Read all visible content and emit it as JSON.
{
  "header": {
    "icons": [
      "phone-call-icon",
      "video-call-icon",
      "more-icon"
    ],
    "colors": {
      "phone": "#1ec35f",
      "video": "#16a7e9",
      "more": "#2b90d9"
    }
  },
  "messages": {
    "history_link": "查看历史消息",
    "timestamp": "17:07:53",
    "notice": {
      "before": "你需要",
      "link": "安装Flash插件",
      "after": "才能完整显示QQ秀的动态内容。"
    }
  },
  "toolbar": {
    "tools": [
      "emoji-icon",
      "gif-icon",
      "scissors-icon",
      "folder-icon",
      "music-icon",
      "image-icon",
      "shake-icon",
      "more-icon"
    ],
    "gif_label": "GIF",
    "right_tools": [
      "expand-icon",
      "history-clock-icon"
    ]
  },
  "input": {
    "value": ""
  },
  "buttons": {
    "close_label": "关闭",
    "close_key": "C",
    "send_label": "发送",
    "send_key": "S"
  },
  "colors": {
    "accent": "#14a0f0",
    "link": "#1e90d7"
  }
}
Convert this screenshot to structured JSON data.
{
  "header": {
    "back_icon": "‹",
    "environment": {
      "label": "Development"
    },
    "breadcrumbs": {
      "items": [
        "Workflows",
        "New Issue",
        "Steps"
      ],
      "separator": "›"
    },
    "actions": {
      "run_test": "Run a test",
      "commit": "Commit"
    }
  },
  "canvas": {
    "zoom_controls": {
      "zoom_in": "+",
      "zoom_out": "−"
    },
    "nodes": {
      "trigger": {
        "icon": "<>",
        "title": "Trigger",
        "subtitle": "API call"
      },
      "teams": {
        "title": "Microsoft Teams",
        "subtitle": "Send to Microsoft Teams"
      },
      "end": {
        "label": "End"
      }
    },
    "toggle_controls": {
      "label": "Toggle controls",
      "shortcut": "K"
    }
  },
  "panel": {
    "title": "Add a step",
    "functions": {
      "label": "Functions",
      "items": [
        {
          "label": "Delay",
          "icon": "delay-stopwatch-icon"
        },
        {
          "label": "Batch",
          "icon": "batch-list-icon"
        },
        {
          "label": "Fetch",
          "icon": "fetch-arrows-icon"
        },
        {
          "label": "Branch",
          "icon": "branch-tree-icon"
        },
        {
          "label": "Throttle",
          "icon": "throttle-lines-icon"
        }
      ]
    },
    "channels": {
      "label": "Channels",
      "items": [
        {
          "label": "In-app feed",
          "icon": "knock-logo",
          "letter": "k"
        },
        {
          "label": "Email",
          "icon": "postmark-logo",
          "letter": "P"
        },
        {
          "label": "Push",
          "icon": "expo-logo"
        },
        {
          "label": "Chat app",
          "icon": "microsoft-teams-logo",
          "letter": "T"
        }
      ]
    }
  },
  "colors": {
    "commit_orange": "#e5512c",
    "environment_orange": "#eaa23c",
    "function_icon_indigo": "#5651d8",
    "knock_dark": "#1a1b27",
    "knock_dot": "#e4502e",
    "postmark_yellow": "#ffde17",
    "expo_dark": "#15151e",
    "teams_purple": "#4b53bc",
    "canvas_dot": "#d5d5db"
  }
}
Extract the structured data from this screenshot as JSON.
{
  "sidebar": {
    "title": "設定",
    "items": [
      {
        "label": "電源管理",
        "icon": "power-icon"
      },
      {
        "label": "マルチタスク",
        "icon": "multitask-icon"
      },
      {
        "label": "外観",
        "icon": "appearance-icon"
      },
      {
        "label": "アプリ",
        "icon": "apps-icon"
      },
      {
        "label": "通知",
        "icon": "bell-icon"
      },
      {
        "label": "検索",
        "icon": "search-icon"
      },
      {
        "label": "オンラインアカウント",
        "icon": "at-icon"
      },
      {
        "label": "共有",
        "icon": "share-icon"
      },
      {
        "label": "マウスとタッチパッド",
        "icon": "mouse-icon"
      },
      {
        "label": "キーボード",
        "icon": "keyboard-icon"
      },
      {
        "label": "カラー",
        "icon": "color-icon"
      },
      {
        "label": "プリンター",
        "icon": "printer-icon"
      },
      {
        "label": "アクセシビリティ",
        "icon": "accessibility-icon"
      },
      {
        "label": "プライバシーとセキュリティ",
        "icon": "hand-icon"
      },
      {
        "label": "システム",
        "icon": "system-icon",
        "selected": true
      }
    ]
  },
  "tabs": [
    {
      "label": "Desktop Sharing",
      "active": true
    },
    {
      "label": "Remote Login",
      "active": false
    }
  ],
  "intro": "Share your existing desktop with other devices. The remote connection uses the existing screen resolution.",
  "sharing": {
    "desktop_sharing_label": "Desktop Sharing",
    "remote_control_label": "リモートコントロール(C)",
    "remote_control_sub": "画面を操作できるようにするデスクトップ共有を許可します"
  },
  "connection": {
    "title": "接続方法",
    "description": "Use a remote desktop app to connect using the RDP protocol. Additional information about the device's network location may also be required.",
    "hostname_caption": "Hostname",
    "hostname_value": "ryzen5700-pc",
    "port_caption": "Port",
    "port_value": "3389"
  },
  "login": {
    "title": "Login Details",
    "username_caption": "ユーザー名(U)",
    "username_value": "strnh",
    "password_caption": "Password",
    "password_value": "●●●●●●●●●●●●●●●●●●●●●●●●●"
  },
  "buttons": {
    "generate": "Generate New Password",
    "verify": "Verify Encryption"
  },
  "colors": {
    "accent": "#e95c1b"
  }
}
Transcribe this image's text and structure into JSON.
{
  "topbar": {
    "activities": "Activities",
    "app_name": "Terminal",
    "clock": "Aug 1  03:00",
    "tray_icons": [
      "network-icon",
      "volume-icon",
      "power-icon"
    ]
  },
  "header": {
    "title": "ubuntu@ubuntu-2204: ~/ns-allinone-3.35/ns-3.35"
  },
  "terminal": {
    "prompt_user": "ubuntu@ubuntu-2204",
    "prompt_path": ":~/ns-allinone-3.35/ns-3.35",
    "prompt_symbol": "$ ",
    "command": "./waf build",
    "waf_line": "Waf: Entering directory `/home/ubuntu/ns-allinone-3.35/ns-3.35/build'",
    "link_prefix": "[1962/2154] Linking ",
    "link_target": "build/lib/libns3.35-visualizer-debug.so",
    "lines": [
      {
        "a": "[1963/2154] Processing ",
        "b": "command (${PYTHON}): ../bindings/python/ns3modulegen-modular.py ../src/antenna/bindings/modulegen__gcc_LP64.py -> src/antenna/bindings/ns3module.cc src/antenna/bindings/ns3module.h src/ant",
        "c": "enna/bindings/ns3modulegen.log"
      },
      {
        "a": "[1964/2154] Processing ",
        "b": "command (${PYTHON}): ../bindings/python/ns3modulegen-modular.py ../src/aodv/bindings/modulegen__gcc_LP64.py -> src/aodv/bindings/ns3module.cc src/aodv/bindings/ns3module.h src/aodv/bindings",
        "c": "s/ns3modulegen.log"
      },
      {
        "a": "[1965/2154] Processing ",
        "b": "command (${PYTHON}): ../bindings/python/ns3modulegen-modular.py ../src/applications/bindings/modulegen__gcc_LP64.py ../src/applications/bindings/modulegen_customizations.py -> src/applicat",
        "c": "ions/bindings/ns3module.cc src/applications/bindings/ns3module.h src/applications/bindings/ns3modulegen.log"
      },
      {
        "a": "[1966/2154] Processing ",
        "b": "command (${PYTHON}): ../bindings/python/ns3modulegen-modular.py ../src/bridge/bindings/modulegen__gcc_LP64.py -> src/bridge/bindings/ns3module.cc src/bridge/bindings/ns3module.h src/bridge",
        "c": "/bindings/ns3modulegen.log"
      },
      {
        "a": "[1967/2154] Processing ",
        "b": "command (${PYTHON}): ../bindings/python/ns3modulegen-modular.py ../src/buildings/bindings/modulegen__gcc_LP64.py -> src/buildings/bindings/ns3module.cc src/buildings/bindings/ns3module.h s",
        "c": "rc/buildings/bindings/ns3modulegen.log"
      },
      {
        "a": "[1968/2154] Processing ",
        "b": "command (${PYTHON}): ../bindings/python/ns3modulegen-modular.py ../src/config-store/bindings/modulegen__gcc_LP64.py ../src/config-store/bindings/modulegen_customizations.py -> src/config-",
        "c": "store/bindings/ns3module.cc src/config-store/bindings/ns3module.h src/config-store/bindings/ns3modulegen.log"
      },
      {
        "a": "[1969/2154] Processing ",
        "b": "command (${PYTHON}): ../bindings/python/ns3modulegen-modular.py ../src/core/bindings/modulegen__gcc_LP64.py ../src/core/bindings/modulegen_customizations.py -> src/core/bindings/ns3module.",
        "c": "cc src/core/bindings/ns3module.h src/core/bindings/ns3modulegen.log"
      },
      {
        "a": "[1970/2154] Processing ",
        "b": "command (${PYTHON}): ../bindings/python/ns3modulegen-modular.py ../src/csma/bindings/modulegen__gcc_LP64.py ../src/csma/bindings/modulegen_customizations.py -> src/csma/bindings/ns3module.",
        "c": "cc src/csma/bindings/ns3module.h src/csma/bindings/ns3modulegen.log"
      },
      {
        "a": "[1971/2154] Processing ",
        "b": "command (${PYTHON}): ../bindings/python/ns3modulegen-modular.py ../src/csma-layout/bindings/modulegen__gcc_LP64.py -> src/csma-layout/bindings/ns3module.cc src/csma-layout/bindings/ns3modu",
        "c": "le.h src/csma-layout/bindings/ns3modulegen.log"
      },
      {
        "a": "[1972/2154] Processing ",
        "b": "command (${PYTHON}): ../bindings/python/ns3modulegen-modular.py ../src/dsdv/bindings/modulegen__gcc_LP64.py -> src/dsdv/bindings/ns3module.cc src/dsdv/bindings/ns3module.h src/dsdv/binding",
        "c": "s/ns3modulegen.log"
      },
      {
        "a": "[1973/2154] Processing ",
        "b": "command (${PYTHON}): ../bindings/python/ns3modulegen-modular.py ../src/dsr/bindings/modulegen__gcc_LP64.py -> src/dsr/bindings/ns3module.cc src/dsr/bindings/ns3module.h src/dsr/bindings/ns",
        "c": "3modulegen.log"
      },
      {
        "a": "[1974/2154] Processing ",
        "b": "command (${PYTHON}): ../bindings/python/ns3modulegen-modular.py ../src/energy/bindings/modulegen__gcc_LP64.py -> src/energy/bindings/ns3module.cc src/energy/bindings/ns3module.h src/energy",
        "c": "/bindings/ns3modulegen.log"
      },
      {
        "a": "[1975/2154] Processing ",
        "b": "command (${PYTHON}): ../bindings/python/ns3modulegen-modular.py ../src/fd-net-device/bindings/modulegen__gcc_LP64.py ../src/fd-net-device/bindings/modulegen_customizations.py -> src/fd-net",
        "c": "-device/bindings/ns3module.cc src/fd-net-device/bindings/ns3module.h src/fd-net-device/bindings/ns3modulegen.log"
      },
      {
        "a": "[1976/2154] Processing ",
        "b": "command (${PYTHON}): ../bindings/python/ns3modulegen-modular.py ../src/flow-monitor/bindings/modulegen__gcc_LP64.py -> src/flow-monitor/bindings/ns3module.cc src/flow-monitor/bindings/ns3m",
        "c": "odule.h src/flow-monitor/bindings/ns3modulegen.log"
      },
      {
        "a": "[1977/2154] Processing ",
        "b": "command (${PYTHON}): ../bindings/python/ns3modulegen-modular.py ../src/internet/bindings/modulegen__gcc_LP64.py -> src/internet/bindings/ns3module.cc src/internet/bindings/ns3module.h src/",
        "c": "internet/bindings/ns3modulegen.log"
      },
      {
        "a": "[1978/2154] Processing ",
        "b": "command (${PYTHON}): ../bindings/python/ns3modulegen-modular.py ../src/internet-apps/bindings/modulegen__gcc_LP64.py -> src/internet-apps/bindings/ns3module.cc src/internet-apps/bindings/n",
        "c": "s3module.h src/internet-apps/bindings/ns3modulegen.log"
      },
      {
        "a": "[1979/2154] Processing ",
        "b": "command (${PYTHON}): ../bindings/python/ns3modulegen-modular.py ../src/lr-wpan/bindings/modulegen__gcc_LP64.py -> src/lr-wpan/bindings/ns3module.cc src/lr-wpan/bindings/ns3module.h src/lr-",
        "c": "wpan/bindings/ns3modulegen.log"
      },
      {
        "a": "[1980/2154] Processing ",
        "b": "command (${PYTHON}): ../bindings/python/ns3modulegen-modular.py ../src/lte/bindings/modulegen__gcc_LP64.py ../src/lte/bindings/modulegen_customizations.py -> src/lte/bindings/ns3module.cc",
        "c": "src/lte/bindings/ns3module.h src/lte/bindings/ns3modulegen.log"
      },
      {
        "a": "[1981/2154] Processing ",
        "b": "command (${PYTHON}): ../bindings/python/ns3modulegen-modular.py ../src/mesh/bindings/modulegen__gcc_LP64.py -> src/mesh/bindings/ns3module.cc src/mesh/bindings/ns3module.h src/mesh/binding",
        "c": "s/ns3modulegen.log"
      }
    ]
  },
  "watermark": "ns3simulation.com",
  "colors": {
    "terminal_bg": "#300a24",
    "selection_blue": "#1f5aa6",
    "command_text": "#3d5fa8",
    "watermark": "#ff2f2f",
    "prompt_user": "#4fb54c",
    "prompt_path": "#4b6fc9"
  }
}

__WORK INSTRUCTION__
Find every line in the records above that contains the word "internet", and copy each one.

__TASK ANSWER__
        "b": "command (${PYTHON}): ../bindings/python/ns3modulegen-modular.py ../src/internet/bindings/modulegen__gcc_LP64.py -> src/internet/bindings/ns3module.cc src/internet/bindings/ns3module.h src/",
        "c": "internet/bindings/ns3modulegen.log"
        "b": "command (${PYTHON}): ../bindings/python/ns3modulegen-modular.py ../src/internet-apps/bindings/modulegen__gcc_LP64.py -> src/internet-apps/bindings/ns3module.cc src/internet-apps/bindings/n",
        "c": "s3module.h src/internet-apps/bindings/ns3modulegen.log"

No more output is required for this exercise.